Start of Block

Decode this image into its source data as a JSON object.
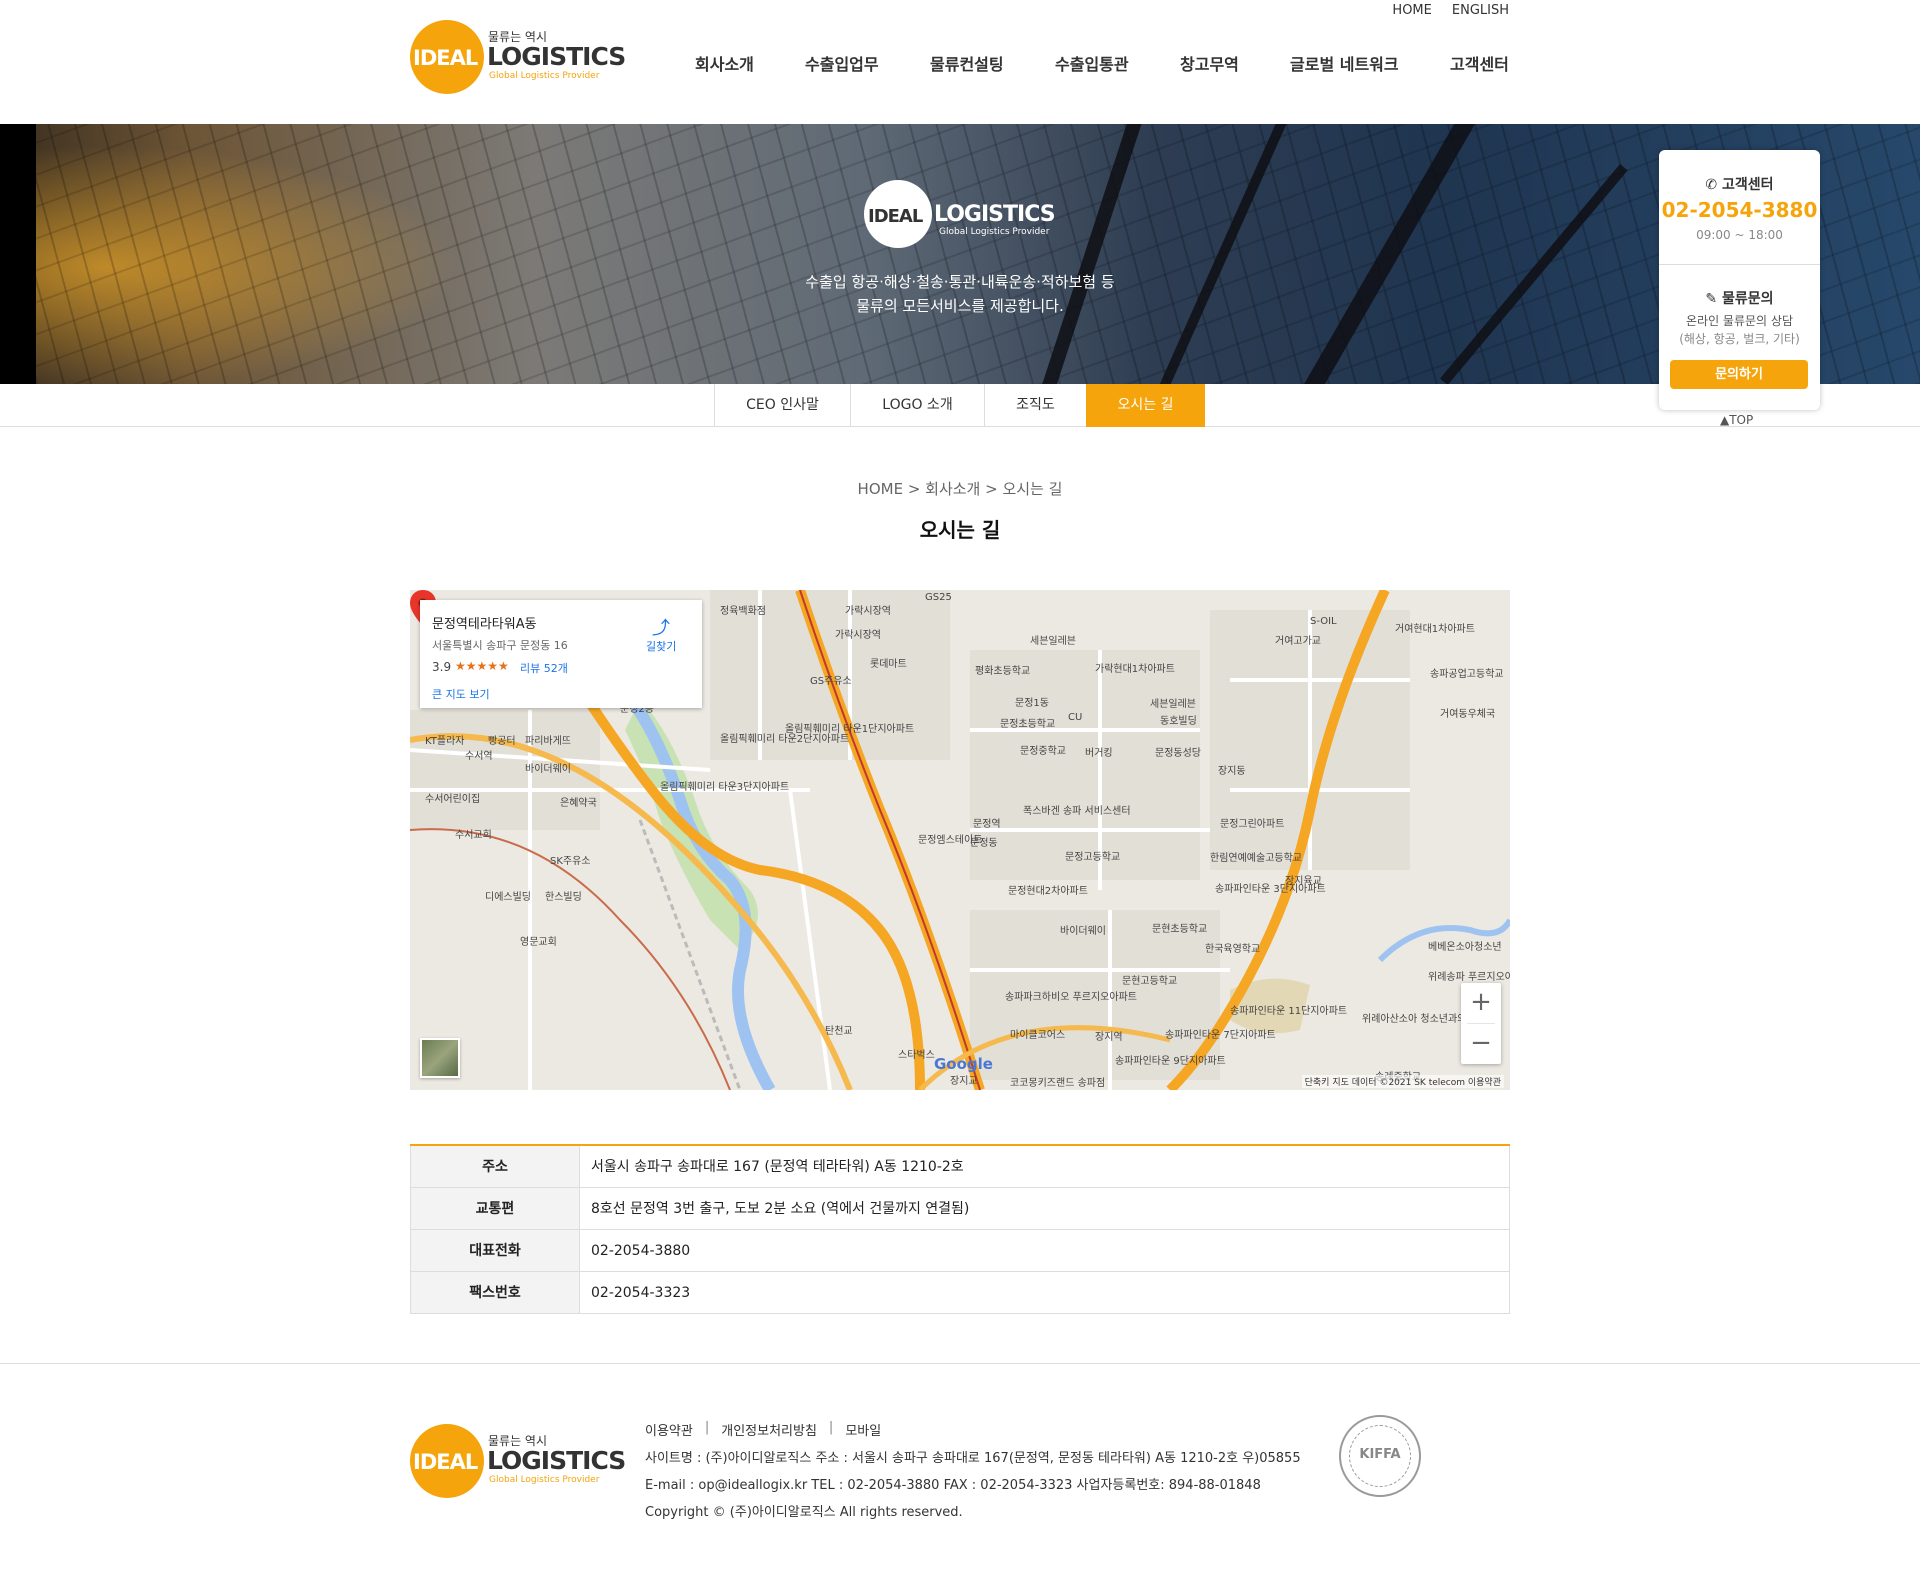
{
  "util": {
    "home": "HOME",
    "english": "ENGLISH"
  },
  "logo": {
    "small": "물류는 역시",
    "ideal": "IDEAL",
    "main": "LOGISTICS",
    "tagline": "Global Logistics Provider"
  },
  "nav": [
    "회사소개",
    "수출입업무",
    "물류컨설팅",
    "수출입통관",
    "창고무역",
    "글로벌 네트워크",
    "고객센터"
  ],
  "banner": {
    "logo_ideal": "IDEAL",
    "logo_main": "LOGISTICS",
    "logo_tagline": "Global Logistics Provider",
    "line1": "수출입 항공·해상·철송·통관·내륙운송·적하보험 등",
    "line2": "물류의 모든서비스를 제공합니다."
  },
  "subtabs": [
    "CEO 인사말",
    "LOGO 소개",
    "조직도",
    "오시는 길"
  ],
  "quick": {
    "cs_title": "고객센터",
    "phone": "02-2054-3880",
    "hours": "09:00 ~ 18:00",
    "inquiry_title": "물류문의",
    "inquiry_desc1": "온라인 물류문의 상담",
    "inquiry_desc2": "(해상, 항공, 벌크, 기타)",
    "inquiry_button": "문의하기",
    "top": "▲TOP"
  },
  "breadcrumb": "HOME > 회사소개 > 오시는 길",
  "page_title": "오시는 길",
  "map": {
    "place_name": "문정역테라타워A동",
    "place_address": "서울특별시 송파구 문정동 16",
    "rating": "3.9",
    "stars": "★★★★★",
    "reviews": "리뷰 52개",
    "bigger_map": "큰 지도 보기",
    "directions": "길찾기",
    "zoom_in": "+",
    "zoom_out": "−",
    "google": "Google",
    "attribution": "단축키   지도 데이터 ©2021 SK telecom   이용약관",
    "labels": [
      "정육백화점",
      "가락시장역",
      "가락시장역",
      "롯데마트",
      "GS주유소",
      "평화초등학교",
      "세븐일레븐",
      "가락현대1차아파트",
      "S-OIL",
      "거여고가교",
      "거여현대1차아파트",
      "송파공업고등학교",
      "거여동우체국",
      "올림픽훼미리 타운2단지아파트",
      "올림픽훼미리 타운1단지아파트",
      "올림픽훼미리 타운3단지아파트",
      "문정초등학교",
      "문정중학교",
      "버거킹",
      "문정동성당",
      "세븐일레븐",
      "동호빌딩",
      "KT플라자",
      "수서역",
      "빵공터",
      "파리바게뜨",
      "바이더웨이",
      "수서어린이집",
      "수서교회",
      "은혜약국",
      "SK주유소",
      "디에스빌딩",
      "한스빌딩",
      "영문교회",
      "문정역",
      "문정엠스테이트",
      "폭스바겐 송파 서비스센터",
      "문정고등학교",
      "문정현대2차아파트",
      "한림연예예술고등학교",
      "송파파인타운 3단지아파트",
      "장지육교",
      "바이더웨이",
      "문현초등학교",
      "한국육영학교",
      "베베온소아청소년",
      "위례송파 푸르지오아파트",
      "문현고등학교",
      "송파파크하비오 푸르지오아파트",
      "송파파인타운 11단지아파트",
      "송파파인타운 7단지아파트",
      "송파파인타운 9단지아파트",
      "장지역",
      "코코몽키즈랜드 송파점",
      "탄천교",
      "스타벅스",
      "장지교",
      "위례아산소아 청소년과의원",
      "송례중학교",
      "GS25",
      "CU",
      "문정2동",
      "문정1동",
      "문정동",
      "장지동",
      "마이클코어스",
      "문정그린아파트"
    ]
  },
  "info": [
    {
      "label": "주소",
      "value": "서울시 송파구 송파대로 167 (문정역 테라타워) A동 1210-2호"
    },
    {
      "label": "교통편",
      "value": "8호선 문정역 3번 출구, 도보 2분 소요 (역에서 건물까지 연결됨)"
    },
    {
      "label": "대표전화",
      "value": "02-2054-3880"
    },
    {
      "label": "팩스번호",
      "value": "02-2054-3323"
    }
  ],
  "footer": {
    "links": [
      "이용약관",
      "개인정보처리방침",
      "모바일"
    ],
    "link_sep": "|",
    "line1": "사이트명 : (주)아이디알로직스   주소 : 서울시 송파구 송파대로 167(문정역, 문정동 테라타워) A동 1210-2호 우)05855",
    "line2": "E-mail : op@ideallogix.kr   TEL : 02-2054-3880   FAX : 02-2054-3323   사업자등록번호: 894-88-01848",
    "line3": "Copyright © (주)아이디알로직스 All rights reserved.",
    "kiffa": "KIFFA"
  },
  "colors": {
    "accent": "#f5a40b",
    "link": "#1a73e8"
  }
}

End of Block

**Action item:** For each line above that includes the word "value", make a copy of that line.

**Result of the exercise:**
      "value": "서울시 송파구 송파대로 167 (문정역 테라타워) A동 1210-2호"
      "value": "8호선 문정역 3번 출구, 도보 2분 소요 (역에서 건물까지 연결됨)"
      "value": "02-2054-3880"
      "value": "02-2054-3323"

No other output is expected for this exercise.